Delhi, June 14, 2012: How much is 69 billion litres of water? By a rough calculation it is equivalent to nearly 9 million water tankers — the same ones that can be seen trundling about supplying precious water to Delhiites in a swathe of residential colonies.
But, 69 billion litres of water is the amount of water that rains on Delhi's rooftops every year. The calculation is simple — take Delhi's average rainfall at about 490 millimetres, and multiply it with the total rooftop area of about 140 square kilometres as estimated by some experts.
In a city where the search for water, especially this blistering summer, has become an almost life-anddeath struggle for thousands of families, this bounty from the skies almost seems unbelievable. But it is as true and real as the dry taps in Delhi today.
Of course it is not as simple as that. All water cannot be collected from rooftops. Some will be absorbed by the surface, some will evaporate in the heat, some will get contaminated or spill away. But the numbers do give an idea of the immense potential of rainwater harvesting in Delhi.
And this is just harvesting from the rooftops. It is only 10% of the total rain that falls on Delhi in an average monsoon. The total volume of water that comes down as rain is a mind-boggling figure, about 690 billion litres. Even a 25% usage of this would go a long way in recharging the fast depleting groundwater.
With a population of over 138 million at last count Delhi is said to have an average daily demand of about 1100 million gallons or about 5 billion litres. The supply gap this summer is about 465 million gallons or over 2 billion litres per day.
Had all the pronouncements and declarations by Delhi government on making rainwater harvesting mandatory in commercial and residential constructions been implemented, at least some edge would have been taken off this present water scarcity.
Those few who have installed a rainwater harvesting system in their homes vouch for its effectiveness.

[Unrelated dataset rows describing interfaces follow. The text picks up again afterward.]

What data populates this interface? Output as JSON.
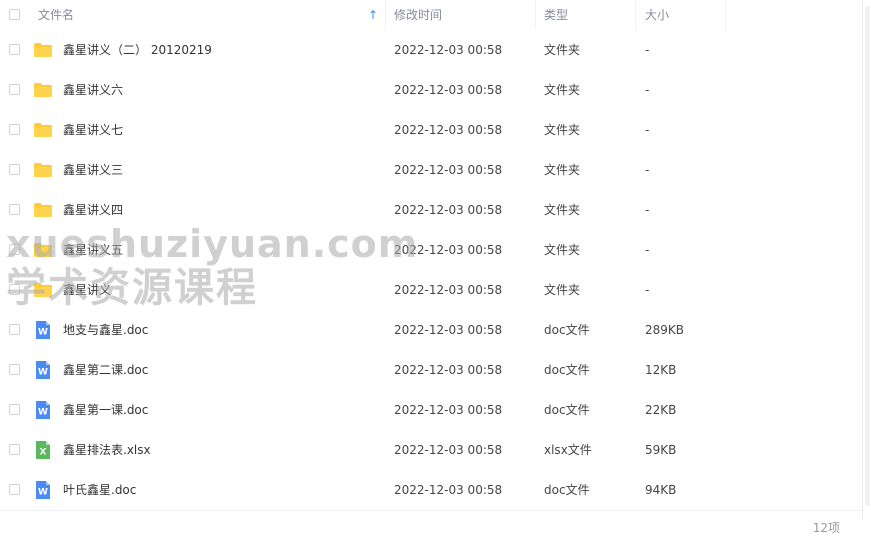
{
  "header": {
    "col_name": "文件名",
    "col_time": "修改时间",
    "col_type": "类型",
    "col_size": "大小"
  },
  "rows": [
    {
      "name": "鑫星讲义（二） 20120219",
      "time": "2022-12-03 00:58",
      "type": "文件夹",
      "size": "-",
      "icon": "folder-icon"
    },
    {
      "name": "鑫星讲义六",
      "time": "2022-12-03 00:58",
      "type": "文件夹",
      "size": "-",
      "icon": "folder-icon"
    },
    {
      "name": "鑫星讲义七",
      "time": "2022-12-03 00:58",
      "type": "文件夹",
      "size": "-",
      "icon": "folder-icon"
    },
    {
      "name": "鑫星讲义三",
      "time": "2022-12-03 00:58",
      "type": "文件夹",
      "size": "-",
      "icon": "folder-icon"
    },
    {
      "name": "鑫星讲义四",
      "time": "2022-12-03 00:58",
      "type": "文件夹",
      "size": "-",
      "icon": "folder-icon"
    },
    {
      "name": "鑫星讲义五",
      "time": "2022-12-03 00:58",
      "type": "文件夹",
      "size": "-",
      "icon": "folder-icon"
    },
    {
      "name": "鑫星讲义",
      "time": "2022-12-03 00:58",
      "type": "文件夹",
      "size": "-",
      "icon": "folder-icon"
    },
    {
      "name": "地支与鑫星.doc",
      "time": "2022-12-03 00:58",
      "type": "doc文件",
      "size": "289KB",
      "icon": "word-doc-icon"
    },
    {
      "name": "鑫星第二课.doc",
      "time": "2022-12-03 00:58",
      "type": "doc文件",
      "size": "12KB",
      "icon": "word-doc-icon"
    },
    {
      "name": "鑫星第一课.doc",
      "time": "2022-12-03 00:58",
      "type": "doc文件",
      "size": "22KB",
      "icon": "word-doc-icon"
    },
    {
      "name": "鑫星排法表.xlsx",
      "time": "2022-12-03 00:58",
      "type": "xlsx文件",
      "size": "59KB",
      "icon": "excel-xlsx-icon"
    },
    {
      "name": "叶氏鑫星.doc",
      "time": "2022-12-03 00:58",
      "type": "doc文件",
      "size": "94KB",
      "icon": "word-doc-icon"
    }
  ],
  "footer": {
    "count": "12项"
  },
  "watermark": {
    "line1": "xueshuziyuan.com",
    "line2": "学术资源课程"
  },
  "colors": {
    "folder": "#ffcb3d",
    "word": "#4a8cf0",
    "excel": "#5cb85c",
    "sort_arrow": "#3b8cff"
  }
}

One such person is Ruchi Singhal, an interior decorator, who got a system installed in 2004 with the help of the Centre for Science and Environment (CSE), a Delhi-based environmental advocacy institution. "I have a 3800 litres capacity tank under the driveway connected to the roof through pipes. There is arrangement to take the overflow from this tank to a discharge well which takes the excess water down to the groundwater table," says Singhal. She uses the collected water for nondrinking purposes like washing cars and watering the garden .
Apart from rooftop harvesting, rainwater can very effectively be used for recharging precious groundwater, says Sushmita Sengupta of CSE. The total built-up area of Delhi is around 50% according to Sengupta. This could yield a huge amount of water through drainage area recharge or a micro-watershed treatment. In both of these, run-off water (that is, water not absorbed by open ground but runs off and finally ends up in drains and the river or evaporates) is trapped either on the surface through check dams or channeled to well-like structures nearby so that it goes into the groundwater after crude filtering.
All this would ease some of the crisis that occurs every summer in the capital. For a long-term solution, there is a need to quickly finish various projects like the Renuka, Kishau and Lakhwar Vyasi dams and the canals linking them to Delhi. This will require sorting out watersharing issues with surrounding states, as with the existing Yamuna, Beas and Ganga water sharing systems, says Dilip Fouzdar, an expert on water resources management. "The capital's water needs have to be treated with priority and this requires cooperation between various states, under the stewardship of the Union government," he says. (Source: Subodh Varma, TNN, Published in The Times of India)